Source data
<<<<

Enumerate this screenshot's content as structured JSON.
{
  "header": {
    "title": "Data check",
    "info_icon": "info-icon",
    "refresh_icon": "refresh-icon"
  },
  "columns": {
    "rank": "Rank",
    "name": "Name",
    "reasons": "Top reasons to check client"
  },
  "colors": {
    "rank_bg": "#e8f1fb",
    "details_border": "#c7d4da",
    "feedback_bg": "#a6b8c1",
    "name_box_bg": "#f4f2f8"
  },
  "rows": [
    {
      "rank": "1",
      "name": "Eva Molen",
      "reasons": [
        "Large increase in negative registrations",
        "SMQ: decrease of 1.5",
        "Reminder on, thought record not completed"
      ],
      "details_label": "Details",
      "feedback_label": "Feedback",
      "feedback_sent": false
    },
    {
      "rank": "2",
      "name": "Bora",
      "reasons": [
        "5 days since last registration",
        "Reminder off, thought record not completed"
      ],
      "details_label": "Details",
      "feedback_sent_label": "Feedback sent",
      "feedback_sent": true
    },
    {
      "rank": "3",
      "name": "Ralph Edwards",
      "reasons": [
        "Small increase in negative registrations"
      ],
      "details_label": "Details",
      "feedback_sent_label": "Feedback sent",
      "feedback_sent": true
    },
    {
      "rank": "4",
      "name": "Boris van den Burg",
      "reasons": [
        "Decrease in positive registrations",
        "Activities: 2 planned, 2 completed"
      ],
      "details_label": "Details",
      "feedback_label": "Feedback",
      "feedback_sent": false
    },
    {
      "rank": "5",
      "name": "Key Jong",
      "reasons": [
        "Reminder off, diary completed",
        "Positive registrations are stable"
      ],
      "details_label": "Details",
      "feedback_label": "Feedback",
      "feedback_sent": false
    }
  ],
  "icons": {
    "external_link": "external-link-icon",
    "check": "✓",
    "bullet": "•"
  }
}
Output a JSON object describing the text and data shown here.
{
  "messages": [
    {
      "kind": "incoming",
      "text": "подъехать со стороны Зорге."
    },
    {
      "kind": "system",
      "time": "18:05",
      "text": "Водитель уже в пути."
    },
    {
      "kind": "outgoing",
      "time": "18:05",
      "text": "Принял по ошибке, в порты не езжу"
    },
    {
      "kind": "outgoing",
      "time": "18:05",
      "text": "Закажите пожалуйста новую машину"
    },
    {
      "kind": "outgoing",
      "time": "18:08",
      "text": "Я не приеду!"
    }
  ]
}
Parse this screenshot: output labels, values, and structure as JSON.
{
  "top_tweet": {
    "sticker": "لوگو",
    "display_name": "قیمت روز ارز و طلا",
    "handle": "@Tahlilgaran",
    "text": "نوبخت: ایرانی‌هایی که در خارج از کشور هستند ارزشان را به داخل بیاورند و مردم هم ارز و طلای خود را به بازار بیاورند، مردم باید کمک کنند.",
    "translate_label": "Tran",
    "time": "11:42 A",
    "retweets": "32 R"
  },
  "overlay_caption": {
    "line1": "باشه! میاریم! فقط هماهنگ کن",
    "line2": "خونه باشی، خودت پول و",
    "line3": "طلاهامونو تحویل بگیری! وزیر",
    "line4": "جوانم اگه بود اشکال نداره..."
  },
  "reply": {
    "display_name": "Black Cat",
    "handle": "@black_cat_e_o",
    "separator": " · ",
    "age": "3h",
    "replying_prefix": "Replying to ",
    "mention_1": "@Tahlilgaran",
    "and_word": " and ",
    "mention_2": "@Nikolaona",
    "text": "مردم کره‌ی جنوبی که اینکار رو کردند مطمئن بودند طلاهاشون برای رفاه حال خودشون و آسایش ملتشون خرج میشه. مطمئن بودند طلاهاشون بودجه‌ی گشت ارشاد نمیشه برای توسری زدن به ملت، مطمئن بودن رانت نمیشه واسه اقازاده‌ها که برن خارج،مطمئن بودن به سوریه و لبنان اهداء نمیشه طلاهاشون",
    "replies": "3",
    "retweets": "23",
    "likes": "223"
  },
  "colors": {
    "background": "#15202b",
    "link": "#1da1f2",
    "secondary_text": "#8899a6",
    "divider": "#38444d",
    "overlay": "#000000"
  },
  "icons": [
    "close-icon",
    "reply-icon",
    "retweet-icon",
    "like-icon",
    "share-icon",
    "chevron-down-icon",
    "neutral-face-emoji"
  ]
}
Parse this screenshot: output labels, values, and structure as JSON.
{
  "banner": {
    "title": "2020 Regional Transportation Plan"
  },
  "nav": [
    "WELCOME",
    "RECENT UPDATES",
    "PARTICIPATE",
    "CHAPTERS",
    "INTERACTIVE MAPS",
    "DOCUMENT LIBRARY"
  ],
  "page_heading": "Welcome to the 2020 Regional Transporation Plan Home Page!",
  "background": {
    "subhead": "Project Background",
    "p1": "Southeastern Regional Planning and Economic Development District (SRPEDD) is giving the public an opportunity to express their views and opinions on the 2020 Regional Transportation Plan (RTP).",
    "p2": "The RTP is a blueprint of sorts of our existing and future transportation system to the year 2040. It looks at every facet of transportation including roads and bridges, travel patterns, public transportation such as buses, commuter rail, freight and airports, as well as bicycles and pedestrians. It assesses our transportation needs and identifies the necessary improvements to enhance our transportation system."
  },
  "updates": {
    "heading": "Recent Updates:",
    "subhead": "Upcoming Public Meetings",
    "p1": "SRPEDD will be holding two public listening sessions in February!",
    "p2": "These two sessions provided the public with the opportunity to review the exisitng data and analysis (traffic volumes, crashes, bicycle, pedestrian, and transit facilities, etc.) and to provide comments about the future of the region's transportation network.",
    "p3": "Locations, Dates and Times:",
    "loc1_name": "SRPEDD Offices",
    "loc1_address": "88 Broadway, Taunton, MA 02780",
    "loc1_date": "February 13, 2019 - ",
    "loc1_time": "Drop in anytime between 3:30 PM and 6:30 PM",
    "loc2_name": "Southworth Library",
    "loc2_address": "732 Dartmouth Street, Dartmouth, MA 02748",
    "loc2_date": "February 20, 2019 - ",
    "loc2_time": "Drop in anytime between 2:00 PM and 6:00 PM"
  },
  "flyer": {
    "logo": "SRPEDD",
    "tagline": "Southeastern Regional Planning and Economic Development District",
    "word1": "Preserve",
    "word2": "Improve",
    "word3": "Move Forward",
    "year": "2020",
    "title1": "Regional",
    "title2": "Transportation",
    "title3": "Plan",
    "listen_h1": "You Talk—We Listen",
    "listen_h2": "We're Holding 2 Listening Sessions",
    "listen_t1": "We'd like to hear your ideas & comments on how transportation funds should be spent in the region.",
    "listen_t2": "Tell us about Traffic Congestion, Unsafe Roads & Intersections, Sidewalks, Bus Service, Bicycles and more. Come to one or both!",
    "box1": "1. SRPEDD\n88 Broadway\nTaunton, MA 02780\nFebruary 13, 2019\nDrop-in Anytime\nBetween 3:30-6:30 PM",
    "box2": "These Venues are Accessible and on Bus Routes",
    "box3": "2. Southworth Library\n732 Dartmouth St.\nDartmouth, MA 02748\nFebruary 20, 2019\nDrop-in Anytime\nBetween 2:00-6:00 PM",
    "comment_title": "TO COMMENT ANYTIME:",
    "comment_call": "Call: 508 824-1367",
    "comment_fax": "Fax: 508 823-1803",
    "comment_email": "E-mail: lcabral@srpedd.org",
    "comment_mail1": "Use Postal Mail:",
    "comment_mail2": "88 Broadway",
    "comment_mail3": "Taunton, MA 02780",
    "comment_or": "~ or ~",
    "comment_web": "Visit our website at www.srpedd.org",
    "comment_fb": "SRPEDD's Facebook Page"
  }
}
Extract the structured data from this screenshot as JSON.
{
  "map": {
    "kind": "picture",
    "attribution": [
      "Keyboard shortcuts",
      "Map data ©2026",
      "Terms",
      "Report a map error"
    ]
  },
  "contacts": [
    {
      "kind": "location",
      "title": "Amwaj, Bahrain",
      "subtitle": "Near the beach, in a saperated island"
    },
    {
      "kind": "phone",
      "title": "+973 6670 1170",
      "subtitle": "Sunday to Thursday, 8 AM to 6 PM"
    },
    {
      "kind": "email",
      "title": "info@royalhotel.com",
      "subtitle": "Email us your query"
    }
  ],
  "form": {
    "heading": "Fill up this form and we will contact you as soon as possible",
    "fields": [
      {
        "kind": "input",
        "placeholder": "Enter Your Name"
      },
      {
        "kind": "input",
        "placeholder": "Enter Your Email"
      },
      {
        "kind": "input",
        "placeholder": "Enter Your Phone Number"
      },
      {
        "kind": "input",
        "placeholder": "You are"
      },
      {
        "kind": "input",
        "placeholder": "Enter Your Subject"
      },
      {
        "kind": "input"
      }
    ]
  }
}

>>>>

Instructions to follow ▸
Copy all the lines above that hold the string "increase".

Response ▸
        "Large increase in negative registrations",
        "Small increase in negative registrations"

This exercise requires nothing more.